***** Data

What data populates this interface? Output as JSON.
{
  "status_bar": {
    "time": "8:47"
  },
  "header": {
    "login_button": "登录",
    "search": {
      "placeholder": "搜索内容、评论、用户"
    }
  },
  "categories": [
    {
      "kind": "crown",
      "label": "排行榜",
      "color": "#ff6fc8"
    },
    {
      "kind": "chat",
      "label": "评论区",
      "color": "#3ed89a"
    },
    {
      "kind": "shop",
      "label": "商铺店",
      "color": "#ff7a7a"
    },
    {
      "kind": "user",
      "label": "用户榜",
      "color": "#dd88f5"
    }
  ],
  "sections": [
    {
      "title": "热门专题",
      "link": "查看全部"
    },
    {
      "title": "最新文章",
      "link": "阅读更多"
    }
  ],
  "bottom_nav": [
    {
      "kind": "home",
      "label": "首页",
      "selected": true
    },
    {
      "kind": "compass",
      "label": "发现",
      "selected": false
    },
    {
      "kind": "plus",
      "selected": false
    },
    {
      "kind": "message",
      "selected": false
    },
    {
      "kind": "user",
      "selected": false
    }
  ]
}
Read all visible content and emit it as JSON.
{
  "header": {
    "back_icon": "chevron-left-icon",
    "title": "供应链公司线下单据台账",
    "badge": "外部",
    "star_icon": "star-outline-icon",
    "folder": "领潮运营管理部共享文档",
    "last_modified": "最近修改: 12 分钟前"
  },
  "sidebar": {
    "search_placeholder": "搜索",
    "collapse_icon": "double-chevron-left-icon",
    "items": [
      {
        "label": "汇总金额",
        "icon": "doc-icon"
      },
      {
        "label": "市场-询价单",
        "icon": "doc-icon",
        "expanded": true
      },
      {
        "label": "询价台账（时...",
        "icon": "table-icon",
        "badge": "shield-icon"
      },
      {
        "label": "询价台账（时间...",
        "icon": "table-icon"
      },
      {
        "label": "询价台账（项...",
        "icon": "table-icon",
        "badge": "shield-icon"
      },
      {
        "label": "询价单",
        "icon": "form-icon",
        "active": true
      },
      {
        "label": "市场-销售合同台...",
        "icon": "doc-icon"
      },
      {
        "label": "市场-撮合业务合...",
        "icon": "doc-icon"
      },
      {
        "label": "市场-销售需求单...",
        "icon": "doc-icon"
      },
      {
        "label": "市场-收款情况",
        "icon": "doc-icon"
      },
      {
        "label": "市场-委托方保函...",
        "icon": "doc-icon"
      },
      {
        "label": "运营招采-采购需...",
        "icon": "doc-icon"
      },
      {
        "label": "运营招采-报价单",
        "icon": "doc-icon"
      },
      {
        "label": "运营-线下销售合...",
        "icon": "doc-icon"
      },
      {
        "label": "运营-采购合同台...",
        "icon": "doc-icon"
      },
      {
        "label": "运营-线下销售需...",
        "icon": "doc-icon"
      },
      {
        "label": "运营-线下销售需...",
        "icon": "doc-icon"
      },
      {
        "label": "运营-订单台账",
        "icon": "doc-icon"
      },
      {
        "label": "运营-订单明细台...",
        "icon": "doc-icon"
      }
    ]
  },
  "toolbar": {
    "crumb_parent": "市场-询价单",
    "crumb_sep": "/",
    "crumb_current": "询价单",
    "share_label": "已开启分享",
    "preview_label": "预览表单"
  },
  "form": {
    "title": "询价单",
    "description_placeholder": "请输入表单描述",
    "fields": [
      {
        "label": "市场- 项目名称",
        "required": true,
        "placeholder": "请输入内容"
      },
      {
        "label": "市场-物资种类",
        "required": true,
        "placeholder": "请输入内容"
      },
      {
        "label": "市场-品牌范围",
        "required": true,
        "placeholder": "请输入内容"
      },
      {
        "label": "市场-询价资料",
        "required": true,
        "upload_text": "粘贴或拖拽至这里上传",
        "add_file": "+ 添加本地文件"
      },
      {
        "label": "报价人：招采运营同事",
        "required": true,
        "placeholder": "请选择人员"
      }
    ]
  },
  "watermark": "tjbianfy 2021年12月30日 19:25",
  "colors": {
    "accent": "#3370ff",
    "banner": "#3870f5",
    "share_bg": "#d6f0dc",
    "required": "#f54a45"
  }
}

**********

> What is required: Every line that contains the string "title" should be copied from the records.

> Written solution:
      "title": "热门专题",
      "title": "最新文章",
    "title": "供应链公司线下单据台账",
    "title": "询价单",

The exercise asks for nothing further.